Description of the task:
The listing below is to be given again in full and word for word, without its images.
=== Section Start ===
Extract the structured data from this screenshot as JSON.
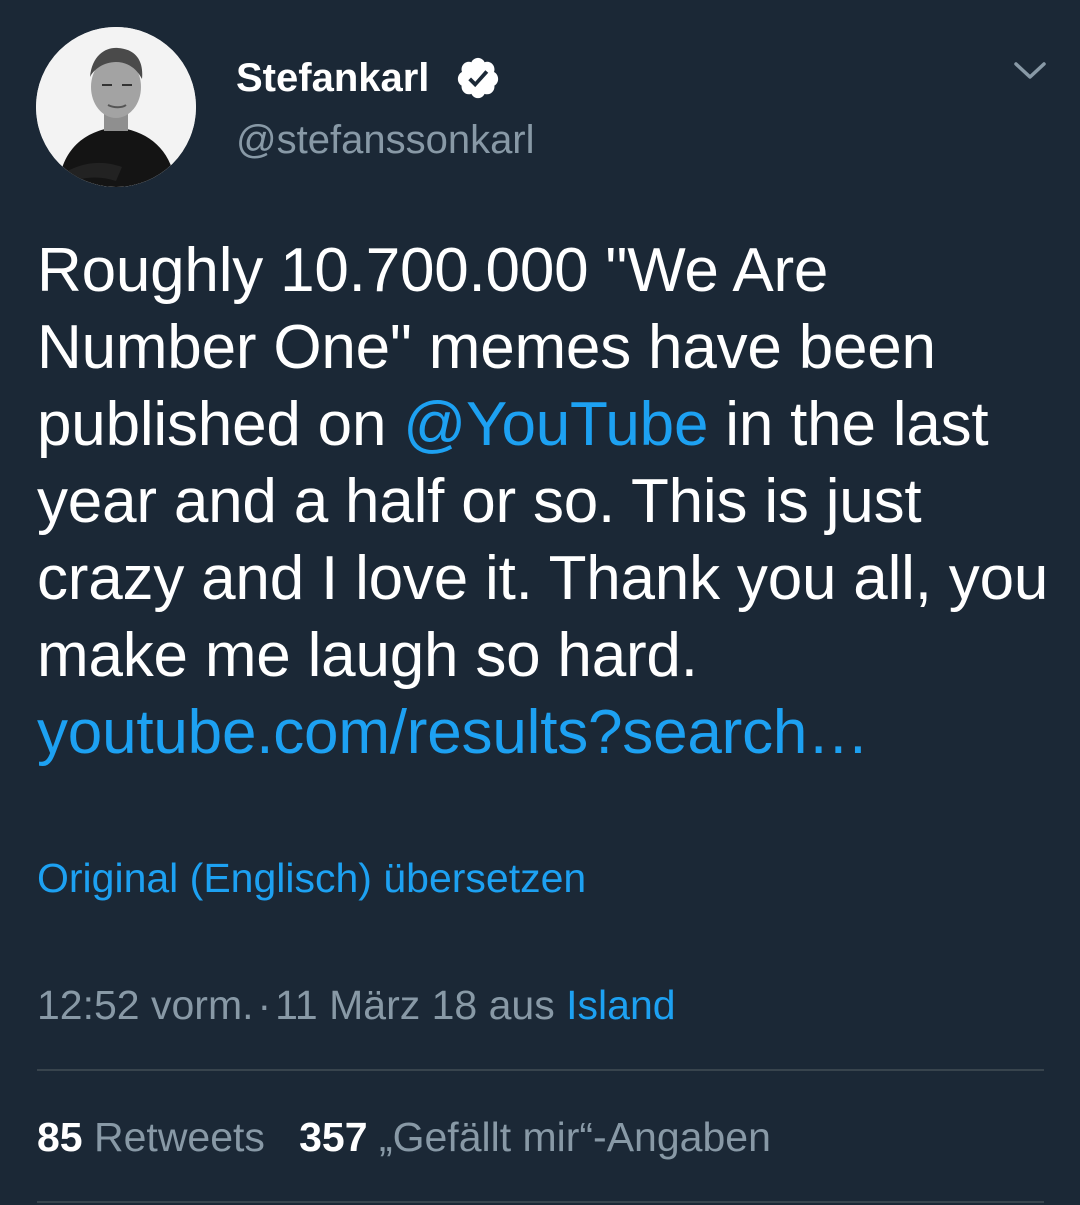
{
  "user": {
    "display_name": "Stefankarl",
    "handle": "@stefanssonkarl",
    "verified": true,
    "avatar_icon": "profile-photo"
  },
  "tweet": {
    "text_part1": "Roughly 10.700.000 \"We Are Number One\" memes have been published on ",
    "mention": "@YouTube",
    "text_part2": " in the last year and a half or so. This is just crazy and I love it. Thank you all, you make me laugh so hard. ",
    "link": "youtube.com/results?search…"
  },
  "translate_label": "Original (Englisch) übersetzen",
  "meta": {
    "time": "12:52 vorm.",
    "separator": "·",
    "date": "11 März 18",
    "from_label": "aus",
    "location": "Island"
  },
  "stats": {
    "retweets_count": "85",
    "retweets_label": "Retweets",
    "likes_count": "357",
    "likes_label": "„Gefällt mir“-Angaben"
  },
  "colors": {
    "background": "#1b2836",
    "link": "#1da1f2",
    "secondary_text": "#8899a6",
    "divider": "#38444d"
  }
}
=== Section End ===
Final answer:
Extract the structured data from this screenshot as JSON.
{
  "user": {
    "display_name": "Stefankarl",
    "handle": "@stefanssonkarl",
    "verified": true,
    "avatar_icon": "profile-photo"
  },
  "tweet": {
    "text_part1": "Roughly 10.700.000 \"We Are Number One\" memes have been published on ",
    "mention": "@YouTube",
    "text_part2": " in the last year and a half or so. This is just crazy and I love it. Thank you all, you make me laugh so hard. ",
    "link": "youtube.com/results?search…"
  },
  "translate_label": "Original (Englisch) übersetzen",
  "meta": {
    "time": "12:52 vorm.",
    "separator": "·",
    "date": "11 März 18",
    "from_label": "aus",
    "location": "Island"
  },
  "stats": {
    "retweets_count": "85",
    "retweets_label": "Retweets",
    "likes_count": "357",
    "likes_label": "„Gefällt mir“-Angaben"
  },
  "colors": {
    "background": "#1b2836",
    "link": "#1da1f2",
    "secondary_text": "#8899a6",
    "divider": "#38444d"
  }
}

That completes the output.